[What is expected]: Count lines with "here" below; give only the number.
---------- Information ----------
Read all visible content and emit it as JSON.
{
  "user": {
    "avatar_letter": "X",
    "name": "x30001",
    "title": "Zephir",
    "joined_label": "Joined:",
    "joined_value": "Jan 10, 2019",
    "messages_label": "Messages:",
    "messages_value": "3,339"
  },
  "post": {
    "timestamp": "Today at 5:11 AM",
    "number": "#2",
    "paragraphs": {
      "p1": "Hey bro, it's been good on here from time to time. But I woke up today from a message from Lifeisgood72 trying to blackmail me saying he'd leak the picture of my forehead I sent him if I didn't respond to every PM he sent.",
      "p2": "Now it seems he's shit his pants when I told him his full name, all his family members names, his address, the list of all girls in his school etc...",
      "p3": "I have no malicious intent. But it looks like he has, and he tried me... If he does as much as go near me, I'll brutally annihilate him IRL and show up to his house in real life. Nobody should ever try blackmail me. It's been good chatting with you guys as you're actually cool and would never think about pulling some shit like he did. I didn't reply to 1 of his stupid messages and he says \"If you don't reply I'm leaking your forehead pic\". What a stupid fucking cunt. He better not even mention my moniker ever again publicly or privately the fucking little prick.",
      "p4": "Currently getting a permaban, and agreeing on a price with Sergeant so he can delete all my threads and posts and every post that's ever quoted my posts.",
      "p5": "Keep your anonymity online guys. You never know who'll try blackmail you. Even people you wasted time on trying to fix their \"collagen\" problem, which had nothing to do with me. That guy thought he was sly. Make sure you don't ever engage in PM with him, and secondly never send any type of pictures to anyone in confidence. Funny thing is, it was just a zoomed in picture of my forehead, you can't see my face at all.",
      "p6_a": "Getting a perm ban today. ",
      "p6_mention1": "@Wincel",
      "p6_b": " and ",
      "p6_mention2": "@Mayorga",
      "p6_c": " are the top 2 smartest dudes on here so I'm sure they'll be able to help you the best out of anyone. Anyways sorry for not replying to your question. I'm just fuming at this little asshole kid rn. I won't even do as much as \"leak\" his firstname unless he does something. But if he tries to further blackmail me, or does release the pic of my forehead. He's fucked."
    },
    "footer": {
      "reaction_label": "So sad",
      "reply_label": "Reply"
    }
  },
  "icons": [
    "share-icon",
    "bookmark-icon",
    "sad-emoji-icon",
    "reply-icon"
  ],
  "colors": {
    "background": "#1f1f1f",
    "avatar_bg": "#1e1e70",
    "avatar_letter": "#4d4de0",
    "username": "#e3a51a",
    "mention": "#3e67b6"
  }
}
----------
[Expected output]: 2